Thankfully, some corporate allies donate large sums to LGBTQ+ charities and/or include LGBTQ+ people in their content. One example is Cartoon Network, which published several videos during Pride on the topic of pride and has quite a few LGBTQ+ characters in their cartoons. Mojang, the company behind the world famous game Minecraft, also supports the LGBTQ+ community. When it was discovered that Minecraft’s creator Markus “Notch” Persson was homophobic, Mojang opposed Notch’s beliefs, stating, “His comments and opinions do not reflect those of Microsoft or Mojang and are not representative of Minecraft.” While this may appear to be something that companies say to maintain their image, Mojang actually ended up banning Notch from Minecraft’s 10th birthday party.
To Share is to Care
Companies are meant to support people; they provide products to improve the customer’s life and by doing so, a company can grow.
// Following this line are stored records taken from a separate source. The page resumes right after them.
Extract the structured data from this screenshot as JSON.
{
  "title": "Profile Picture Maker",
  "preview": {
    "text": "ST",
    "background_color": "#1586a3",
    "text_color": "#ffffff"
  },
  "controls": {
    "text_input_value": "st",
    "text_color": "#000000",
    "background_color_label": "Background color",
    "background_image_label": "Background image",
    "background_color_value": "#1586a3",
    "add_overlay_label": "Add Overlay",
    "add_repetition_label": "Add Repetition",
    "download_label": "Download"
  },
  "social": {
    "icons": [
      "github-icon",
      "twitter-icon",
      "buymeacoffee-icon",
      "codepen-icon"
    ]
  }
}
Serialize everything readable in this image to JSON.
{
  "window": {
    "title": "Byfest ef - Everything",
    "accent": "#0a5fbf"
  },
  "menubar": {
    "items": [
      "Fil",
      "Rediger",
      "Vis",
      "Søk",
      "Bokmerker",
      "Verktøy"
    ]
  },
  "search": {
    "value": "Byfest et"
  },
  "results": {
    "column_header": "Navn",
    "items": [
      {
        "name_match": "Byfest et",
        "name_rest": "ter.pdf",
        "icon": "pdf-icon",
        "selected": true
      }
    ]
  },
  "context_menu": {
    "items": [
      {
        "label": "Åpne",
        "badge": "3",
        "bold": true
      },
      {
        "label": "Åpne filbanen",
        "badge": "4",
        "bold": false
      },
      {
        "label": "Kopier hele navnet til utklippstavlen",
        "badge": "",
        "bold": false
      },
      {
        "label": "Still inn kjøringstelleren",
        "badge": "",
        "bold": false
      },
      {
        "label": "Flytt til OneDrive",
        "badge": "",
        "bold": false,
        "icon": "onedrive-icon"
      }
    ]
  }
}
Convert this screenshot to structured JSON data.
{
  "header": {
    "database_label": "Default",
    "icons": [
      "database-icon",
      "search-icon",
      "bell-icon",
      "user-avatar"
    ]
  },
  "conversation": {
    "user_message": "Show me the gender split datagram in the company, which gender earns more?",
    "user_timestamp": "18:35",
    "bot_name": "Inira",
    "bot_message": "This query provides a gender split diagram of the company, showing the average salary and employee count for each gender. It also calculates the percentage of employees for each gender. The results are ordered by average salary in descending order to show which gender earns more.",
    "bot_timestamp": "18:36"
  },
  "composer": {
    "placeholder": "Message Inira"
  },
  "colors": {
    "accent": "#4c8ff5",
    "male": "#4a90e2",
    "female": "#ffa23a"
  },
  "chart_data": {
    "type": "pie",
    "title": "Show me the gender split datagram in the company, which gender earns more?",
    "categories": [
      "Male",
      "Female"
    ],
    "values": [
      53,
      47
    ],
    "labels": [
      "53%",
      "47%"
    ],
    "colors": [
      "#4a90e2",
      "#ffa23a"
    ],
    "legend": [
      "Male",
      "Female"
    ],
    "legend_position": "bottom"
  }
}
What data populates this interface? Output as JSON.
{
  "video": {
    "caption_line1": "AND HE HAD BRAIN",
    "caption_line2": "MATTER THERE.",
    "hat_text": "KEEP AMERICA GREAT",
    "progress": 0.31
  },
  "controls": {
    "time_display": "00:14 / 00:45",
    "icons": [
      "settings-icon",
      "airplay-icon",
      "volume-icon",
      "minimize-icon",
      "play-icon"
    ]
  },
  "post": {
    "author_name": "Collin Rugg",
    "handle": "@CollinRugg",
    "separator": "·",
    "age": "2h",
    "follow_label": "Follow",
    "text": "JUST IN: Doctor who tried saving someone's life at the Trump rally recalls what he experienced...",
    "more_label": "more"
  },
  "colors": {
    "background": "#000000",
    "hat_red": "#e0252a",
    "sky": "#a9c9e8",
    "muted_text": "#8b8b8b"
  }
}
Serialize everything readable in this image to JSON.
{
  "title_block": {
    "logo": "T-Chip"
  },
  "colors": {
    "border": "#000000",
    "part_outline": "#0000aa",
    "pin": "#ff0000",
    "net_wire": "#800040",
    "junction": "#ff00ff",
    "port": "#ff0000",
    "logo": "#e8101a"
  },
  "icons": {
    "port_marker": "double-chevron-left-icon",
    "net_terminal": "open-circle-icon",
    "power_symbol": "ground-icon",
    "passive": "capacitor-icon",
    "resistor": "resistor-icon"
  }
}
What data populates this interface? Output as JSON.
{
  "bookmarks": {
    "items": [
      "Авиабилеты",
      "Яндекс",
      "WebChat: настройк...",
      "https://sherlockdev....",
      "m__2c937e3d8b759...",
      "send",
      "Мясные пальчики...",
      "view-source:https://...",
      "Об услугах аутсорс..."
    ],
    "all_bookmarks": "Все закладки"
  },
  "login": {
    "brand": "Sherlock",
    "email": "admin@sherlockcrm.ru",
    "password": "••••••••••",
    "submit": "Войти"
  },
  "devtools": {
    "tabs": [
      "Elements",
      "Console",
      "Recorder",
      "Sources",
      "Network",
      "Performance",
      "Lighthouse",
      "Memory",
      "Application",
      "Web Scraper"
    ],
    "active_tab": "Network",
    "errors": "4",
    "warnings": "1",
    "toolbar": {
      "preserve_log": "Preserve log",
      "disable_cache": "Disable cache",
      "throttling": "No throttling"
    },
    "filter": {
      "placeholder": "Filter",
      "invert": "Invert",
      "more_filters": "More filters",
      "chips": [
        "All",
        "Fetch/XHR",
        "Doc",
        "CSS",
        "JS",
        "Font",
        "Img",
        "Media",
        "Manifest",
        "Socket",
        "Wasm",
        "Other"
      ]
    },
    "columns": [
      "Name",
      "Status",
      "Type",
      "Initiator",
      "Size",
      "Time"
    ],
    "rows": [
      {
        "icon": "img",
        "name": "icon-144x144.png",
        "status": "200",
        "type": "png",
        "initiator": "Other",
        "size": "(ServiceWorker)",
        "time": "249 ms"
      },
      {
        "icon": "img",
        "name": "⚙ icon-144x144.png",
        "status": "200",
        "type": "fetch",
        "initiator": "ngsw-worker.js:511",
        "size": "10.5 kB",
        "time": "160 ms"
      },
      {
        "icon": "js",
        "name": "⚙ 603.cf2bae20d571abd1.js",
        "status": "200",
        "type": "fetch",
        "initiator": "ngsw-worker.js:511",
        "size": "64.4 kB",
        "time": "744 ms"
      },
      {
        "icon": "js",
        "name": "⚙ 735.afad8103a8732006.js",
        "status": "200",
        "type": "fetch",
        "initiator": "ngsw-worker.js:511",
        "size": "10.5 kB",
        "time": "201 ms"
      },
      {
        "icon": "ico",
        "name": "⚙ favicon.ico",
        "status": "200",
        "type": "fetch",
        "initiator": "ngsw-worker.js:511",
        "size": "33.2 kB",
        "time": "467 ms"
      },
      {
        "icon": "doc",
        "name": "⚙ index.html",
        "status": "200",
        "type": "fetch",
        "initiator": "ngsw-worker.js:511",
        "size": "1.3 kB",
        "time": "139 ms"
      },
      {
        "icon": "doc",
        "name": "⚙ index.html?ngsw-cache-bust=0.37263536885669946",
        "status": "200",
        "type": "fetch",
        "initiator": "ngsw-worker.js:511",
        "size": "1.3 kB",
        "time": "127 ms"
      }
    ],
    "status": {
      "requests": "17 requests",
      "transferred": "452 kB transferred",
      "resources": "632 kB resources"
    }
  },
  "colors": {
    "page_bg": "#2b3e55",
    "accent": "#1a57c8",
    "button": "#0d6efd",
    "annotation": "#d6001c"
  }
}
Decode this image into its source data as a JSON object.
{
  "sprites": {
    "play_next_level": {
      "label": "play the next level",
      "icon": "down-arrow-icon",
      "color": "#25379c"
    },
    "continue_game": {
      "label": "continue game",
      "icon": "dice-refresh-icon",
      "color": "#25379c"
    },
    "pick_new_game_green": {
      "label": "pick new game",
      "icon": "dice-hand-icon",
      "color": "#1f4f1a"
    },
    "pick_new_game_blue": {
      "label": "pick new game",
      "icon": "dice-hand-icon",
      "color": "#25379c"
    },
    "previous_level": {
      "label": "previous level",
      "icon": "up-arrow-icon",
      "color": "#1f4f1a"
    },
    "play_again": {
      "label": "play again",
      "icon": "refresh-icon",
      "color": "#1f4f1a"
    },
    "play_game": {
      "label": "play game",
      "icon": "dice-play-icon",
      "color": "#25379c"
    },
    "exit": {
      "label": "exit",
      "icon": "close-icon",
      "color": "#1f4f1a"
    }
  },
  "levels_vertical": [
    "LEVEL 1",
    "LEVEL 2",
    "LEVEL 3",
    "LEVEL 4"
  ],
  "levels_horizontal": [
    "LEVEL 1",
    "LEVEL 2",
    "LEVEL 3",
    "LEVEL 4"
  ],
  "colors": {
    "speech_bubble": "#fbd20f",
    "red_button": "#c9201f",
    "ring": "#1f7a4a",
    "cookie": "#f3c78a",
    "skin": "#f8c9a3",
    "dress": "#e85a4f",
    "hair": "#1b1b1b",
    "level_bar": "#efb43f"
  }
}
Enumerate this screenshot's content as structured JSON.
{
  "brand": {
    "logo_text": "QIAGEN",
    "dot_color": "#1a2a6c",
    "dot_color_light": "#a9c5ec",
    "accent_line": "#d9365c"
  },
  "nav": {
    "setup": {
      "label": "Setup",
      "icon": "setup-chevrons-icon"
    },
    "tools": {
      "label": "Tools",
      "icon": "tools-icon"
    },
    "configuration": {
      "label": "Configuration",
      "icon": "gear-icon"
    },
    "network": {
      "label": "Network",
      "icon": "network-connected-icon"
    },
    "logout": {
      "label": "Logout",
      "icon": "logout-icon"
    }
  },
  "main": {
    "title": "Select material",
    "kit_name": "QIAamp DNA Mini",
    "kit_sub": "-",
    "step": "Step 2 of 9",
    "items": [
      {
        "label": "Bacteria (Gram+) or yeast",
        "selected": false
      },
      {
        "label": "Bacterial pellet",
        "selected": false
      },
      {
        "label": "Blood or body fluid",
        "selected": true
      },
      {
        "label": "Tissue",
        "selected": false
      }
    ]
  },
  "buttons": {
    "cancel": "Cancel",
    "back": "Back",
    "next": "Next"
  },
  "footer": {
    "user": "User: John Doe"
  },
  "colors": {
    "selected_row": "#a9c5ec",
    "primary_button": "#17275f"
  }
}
Sadly, the LGBTQ+ community isn’t being supported nearly as much as it needs to be. According to The Telegraph, 33% of Gen Z in Britain, a target demographic, identify as a part of the LGBTQ+ community, so as the LGBTQ+ population rises, companies need to learn how to be more inclusive. Companies should put their old manipulative ways behind them and stand up for the LGBTQ+ community, for the sake of the new generation and their own well-being. I personally often find myself falling victim to rainbow capitalism’s tricks, but I’ve been working on finding ways to avoid it. It’s all too easy to fall for rainbow capitalism’s tricks, most people don’t even know it exists. Before buying yourself a pair of rainbow shoes, take a moment to research if the company donates or not. It may seem annoying or time consuming at first, but even these small things can add up and make a difference.
Sasha, 14, attends The Paideia School. As a part of the LGBTQ+ community, they want to shed light on problems LGBTQ+ people face.